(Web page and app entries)
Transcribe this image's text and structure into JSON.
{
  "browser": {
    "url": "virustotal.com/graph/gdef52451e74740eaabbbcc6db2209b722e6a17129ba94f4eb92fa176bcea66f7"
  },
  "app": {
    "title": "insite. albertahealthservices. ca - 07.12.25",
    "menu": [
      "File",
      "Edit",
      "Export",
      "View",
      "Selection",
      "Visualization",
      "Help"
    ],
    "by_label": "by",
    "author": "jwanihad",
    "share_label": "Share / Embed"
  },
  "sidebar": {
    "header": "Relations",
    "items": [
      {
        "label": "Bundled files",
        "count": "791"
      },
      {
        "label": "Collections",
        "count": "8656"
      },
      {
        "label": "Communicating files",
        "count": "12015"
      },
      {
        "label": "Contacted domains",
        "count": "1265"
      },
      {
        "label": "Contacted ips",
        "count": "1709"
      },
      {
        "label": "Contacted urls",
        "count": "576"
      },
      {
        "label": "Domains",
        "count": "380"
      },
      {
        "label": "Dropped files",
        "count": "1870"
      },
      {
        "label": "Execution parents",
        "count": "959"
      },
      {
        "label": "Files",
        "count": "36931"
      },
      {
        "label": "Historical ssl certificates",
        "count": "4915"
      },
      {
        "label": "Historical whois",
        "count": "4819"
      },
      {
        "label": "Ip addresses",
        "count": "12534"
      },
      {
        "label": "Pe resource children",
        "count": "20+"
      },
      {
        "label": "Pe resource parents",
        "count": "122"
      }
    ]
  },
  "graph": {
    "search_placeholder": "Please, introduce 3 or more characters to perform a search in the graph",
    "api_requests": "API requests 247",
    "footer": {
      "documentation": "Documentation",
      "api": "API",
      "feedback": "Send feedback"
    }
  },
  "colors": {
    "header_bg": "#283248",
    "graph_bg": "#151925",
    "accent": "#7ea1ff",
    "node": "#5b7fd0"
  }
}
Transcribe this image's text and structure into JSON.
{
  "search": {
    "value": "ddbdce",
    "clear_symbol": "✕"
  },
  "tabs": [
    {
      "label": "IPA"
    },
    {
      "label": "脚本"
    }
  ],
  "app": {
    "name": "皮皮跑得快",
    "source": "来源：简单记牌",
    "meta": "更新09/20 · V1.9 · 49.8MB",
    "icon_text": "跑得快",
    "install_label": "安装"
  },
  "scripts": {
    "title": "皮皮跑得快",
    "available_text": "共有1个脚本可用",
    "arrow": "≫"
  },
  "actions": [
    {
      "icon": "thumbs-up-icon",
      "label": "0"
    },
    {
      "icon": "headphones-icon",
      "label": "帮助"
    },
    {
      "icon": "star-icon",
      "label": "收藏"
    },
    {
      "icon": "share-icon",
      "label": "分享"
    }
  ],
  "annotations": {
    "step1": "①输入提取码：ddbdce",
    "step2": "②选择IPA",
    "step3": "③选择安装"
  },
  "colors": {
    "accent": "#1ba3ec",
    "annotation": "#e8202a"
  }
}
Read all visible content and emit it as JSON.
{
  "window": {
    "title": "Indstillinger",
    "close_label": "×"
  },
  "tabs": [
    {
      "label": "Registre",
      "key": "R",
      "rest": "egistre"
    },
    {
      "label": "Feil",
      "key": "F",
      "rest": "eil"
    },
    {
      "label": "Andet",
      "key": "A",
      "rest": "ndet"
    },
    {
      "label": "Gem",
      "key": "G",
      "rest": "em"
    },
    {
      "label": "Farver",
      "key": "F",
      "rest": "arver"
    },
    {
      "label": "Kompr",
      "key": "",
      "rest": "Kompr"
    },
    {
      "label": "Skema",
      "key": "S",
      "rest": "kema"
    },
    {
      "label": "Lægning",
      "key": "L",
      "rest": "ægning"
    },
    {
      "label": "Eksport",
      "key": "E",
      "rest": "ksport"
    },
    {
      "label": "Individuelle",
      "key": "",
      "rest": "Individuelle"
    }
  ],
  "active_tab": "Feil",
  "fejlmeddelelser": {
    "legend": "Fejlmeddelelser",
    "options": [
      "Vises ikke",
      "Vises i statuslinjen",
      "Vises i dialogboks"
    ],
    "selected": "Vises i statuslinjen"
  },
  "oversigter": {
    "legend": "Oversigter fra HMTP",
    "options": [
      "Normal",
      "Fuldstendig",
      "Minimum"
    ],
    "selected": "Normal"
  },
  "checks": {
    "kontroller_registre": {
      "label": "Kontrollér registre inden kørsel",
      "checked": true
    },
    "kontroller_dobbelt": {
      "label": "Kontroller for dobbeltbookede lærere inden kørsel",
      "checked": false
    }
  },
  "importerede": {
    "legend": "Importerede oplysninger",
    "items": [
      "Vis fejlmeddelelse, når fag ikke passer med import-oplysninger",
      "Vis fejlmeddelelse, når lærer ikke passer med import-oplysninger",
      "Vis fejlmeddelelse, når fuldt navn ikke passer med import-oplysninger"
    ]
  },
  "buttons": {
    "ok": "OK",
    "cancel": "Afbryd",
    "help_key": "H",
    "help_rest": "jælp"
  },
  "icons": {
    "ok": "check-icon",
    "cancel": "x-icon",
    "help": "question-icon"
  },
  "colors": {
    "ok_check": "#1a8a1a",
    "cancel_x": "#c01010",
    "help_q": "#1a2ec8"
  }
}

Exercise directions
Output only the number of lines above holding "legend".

Exercise solution
3